When you picture the 1930s in Germany, images of war, fear, and oppression might spring to mind. However, amidst the grim realities of the time, there was another spectacle unfolding—the daily lives of the Hitler Youth members. Captured in vintage photographs, these images narrate the chilling tale of an entire generation’s manipulation under the Nazis’ sinister ideology.
Hitler’s Ascent to Power: A Turning Point
The night of January 30, 1933 marked a significant turning point in German history. Hitler’s appointment as Chancellor was celebrated with grand torchlight parades across Berlin, with Hitler Youth units prominently featuring in these processions. In the following months, Hitler acquired dictatorial powers through the Enabling Act passed by the Nazi-controlled Reichstag. This development conferred the official power of the State onto all Nazi organizations, including the Hitler Youth.
The Dawn of Gleichschaltung and the Expansion of Hitler Youth
With Hitler’s rise, the period of Gleichschaltung—forced coordination—ensued. German institutions and organizations were either Nazified or disbanded, leading to an overhaul of the country’s societal structure. Baldur von Schirach, the Hitler Youth Leader, seized this opportunity to consolidate power and eliminate competition from the other 400 youth organizations across Germany.
One such instance was on April 3, 1933, when Schirach sent fifty Hitler Youths storming into the Berlin offices of the Reichs Committee of German Youth Associations, an umbrella organization representing nearly six million children involved in various youth programs. This act symbolized the takeover of the majority of Germany’s youth organizations by the Hitler Youth.
The Dissolution of Independent Youth Organizations
During this period of consolidation, many conservative and nationalist youth organizations willingly joined the Hitler Youth, while others, like the Communist and Jewish youth organizations, were disbanded. Various Protestant groups yielded to Nazi pressure and joined, while Socialist Workers’ Youth offices were raided. Police and Nazi storm troopers prevented other groups from holding any gatherings, citing them as “public nuisances.” Within months, most of the independent political and religious youth organizations in Germany had vanished.
The only major organization that held its ground was the Catholic Youth Organization, thanks in part to the international influence of the Church and an agreement (Concordat) between the Vatican and Hitler’s government that protected Catholic institutions in Germany.

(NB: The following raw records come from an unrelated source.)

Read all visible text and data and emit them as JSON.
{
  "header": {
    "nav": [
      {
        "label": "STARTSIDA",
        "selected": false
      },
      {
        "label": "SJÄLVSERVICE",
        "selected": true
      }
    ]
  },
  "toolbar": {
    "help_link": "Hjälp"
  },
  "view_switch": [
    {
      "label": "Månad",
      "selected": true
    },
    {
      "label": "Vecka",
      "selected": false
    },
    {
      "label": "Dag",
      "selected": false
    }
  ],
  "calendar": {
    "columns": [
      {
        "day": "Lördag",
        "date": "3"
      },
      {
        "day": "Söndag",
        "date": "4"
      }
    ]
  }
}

Schirach’s Uncontested Control
Hitler promoted Schirach to Jugendführer des Deutschen Reiches (Youth Leader of Germany) on June 17, 1933, a position answerable only to Hitler himself. In July, Schirach dissolved the old Reich’s Committee of German Youth Associations as it no longer served any purpose. Thus, Schirach held absolute control over all youth activities in Germany.
Now, let’s delve into the vintage photographs that document this era. These black and white images capture the chilling blend of normalcy and indoctrination that defined the lives of Hitler Youth members. You can see them in their distinct uniform, participating in rallies, physical training, and camping trips. Simultaneously, there are images of them standing alongside their schoolmates, just ordinary children coerced into an extraordinary and dangerous ideology.

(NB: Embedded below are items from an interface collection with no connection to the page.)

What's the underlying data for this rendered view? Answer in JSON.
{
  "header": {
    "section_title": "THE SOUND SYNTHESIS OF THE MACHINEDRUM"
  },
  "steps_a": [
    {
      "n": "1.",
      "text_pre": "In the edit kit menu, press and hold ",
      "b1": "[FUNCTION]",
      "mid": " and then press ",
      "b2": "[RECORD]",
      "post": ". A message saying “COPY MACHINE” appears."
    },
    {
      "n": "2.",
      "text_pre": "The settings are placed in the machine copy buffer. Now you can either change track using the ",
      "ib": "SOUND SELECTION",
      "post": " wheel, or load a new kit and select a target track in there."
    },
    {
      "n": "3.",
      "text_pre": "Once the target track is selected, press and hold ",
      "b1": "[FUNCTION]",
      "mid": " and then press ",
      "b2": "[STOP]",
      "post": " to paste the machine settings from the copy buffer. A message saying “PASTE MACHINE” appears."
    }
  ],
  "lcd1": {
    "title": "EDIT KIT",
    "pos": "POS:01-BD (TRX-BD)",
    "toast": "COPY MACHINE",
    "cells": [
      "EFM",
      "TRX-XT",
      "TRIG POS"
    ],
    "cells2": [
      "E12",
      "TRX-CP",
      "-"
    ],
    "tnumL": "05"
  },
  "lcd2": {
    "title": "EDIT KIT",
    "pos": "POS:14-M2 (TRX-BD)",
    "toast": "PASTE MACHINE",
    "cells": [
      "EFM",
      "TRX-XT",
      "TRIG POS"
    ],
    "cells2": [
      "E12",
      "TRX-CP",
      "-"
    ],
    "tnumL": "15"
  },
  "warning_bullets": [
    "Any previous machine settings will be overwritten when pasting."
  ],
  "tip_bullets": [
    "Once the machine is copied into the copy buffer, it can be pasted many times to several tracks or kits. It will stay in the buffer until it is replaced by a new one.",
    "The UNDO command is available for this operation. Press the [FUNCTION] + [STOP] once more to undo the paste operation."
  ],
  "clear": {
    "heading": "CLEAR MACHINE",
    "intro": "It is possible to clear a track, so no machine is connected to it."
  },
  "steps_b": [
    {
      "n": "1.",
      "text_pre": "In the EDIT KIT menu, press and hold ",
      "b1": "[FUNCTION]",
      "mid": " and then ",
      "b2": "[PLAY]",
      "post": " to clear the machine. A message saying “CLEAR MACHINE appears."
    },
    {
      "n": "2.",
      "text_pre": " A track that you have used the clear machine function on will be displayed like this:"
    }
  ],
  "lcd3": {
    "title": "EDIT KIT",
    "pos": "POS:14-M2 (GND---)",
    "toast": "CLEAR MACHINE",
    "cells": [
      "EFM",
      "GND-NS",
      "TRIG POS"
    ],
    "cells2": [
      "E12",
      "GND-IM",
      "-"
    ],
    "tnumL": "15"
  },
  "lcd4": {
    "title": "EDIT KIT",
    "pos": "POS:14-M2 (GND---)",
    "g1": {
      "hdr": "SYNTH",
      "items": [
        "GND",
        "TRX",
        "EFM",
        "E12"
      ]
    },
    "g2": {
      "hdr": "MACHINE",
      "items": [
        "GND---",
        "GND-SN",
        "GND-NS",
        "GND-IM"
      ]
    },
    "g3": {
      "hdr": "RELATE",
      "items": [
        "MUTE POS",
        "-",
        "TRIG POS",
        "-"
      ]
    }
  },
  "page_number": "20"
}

In some photographs, we can see Hitler Youths in uniform attending Sunday Mass in Catholic sections of Germany, serving at the altar wearing their uniforms beneath altar boy robes—an uncomfortable integration of faith and political indoctrination.